Assigned task: Throughout the listing that follows, find each line with the word "data" and copy it.

Records Block Start

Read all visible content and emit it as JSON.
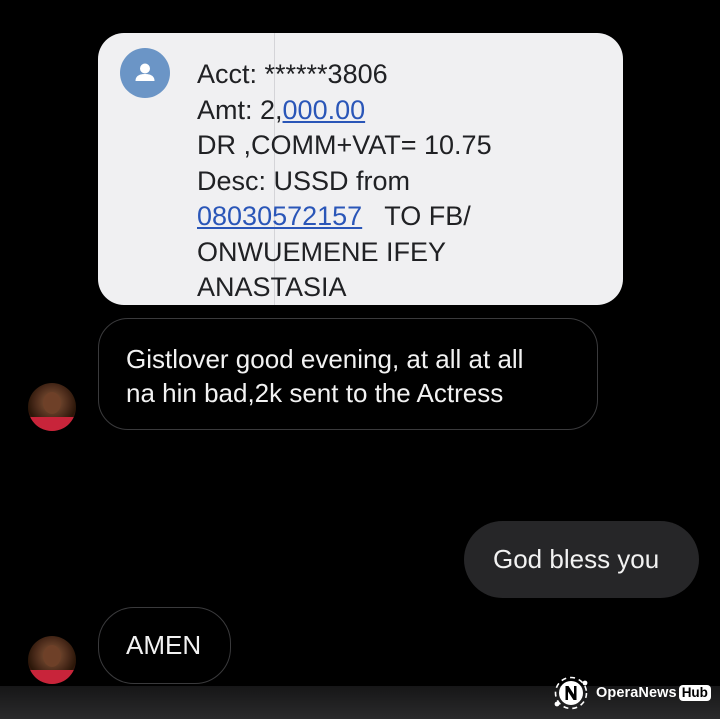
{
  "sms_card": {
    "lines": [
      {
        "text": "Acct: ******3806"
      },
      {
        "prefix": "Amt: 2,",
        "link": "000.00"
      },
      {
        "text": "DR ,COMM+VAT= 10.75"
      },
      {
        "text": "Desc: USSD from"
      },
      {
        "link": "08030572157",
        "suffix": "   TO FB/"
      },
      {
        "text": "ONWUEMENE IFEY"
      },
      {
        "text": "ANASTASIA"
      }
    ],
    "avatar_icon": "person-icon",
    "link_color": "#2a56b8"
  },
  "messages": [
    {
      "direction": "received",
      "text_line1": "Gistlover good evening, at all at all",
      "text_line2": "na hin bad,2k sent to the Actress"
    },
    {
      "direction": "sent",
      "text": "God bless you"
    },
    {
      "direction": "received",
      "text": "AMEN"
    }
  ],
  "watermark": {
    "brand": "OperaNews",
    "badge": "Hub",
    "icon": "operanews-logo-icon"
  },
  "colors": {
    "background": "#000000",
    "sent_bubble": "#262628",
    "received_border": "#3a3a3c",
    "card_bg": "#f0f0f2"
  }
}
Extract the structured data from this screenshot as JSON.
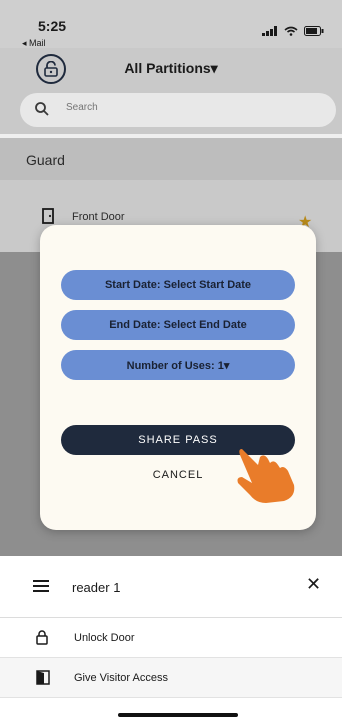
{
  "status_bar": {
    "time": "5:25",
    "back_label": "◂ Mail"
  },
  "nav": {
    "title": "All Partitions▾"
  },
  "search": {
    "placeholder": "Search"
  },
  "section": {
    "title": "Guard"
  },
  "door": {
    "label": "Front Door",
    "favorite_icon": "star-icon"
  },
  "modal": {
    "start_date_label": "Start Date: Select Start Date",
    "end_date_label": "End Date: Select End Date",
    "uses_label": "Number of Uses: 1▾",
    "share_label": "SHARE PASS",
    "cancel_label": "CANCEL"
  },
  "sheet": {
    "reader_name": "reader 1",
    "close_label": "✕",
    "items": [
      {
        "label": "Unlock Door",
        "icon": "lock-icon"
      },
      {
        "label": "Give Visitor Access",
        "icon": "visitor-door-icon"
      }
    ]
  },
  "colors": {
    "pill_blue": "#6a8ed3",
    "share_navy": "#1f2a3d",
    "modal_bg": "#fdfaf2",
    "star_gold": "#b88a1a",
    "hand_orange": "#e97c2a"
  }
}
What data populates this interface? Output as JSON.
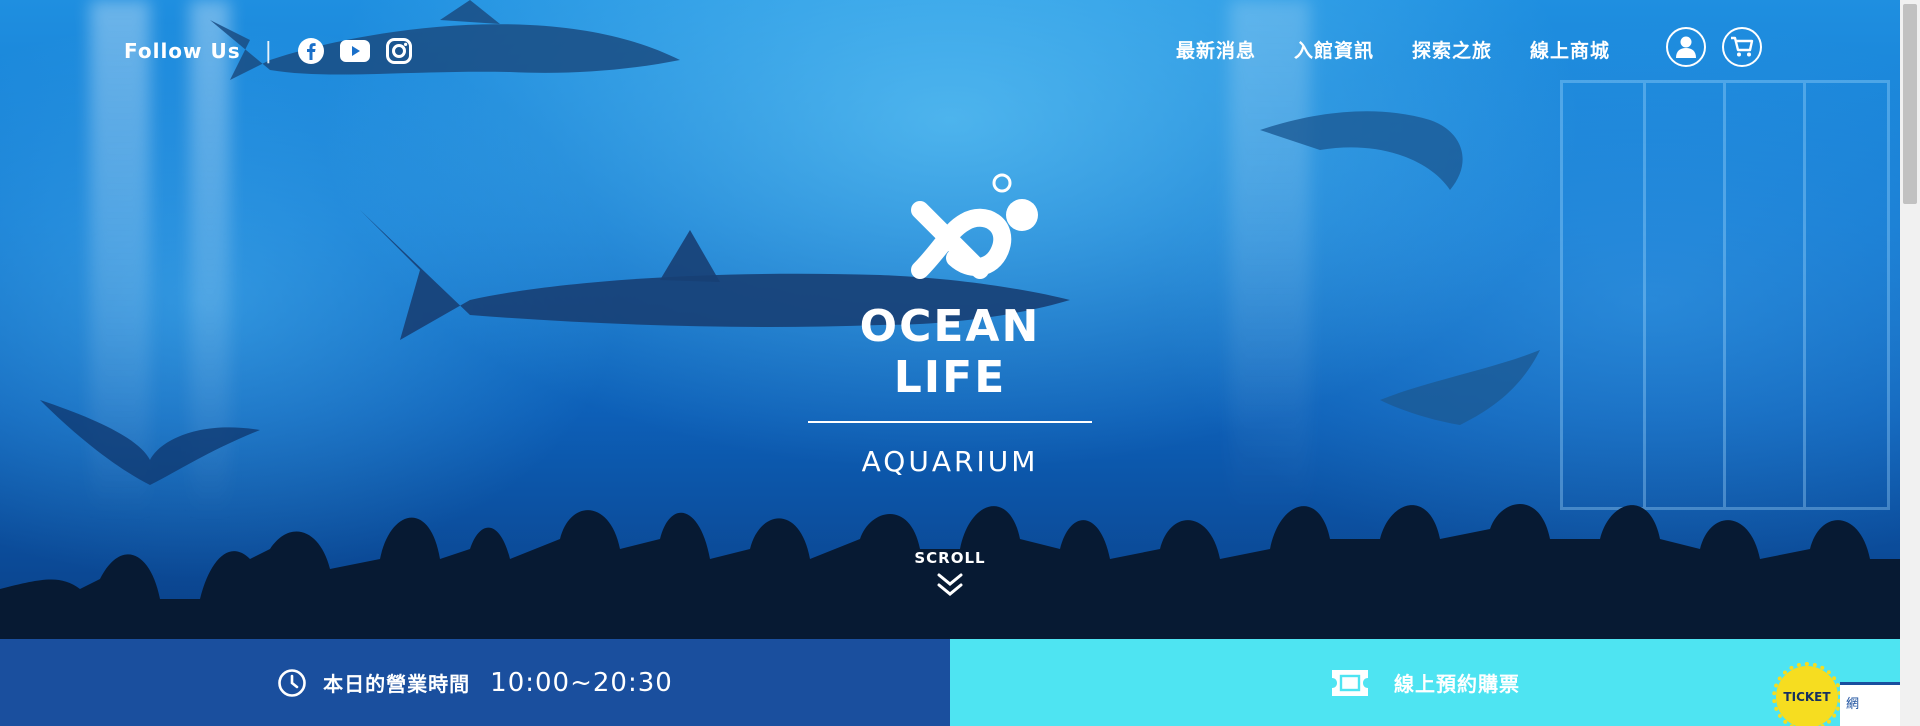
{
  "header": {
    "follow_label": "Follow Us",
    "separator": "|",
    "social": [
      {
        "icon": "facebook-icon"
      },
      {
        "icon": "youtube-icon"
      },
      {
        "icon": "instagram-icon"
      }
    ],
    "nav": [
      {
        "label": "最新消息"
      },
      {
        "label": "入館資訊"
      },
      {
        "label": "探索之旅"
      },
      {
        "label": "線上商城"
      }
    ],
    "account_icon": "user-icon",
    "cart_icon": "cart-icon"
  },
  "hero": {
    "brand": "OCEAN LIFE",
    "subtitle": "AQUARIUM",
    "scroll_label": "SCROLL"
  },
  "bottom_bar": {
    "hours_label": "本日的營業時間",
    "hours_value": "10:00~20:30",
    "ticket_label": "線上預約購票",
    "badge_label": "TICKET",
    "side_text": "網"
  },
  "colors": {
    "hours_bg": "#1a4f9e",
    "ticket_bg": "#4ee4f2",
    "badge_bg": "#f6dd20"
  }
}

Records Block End

Output for this task:
Extract the structured data from this screenshot as JSON.
What data populates this interface? Output as JSON.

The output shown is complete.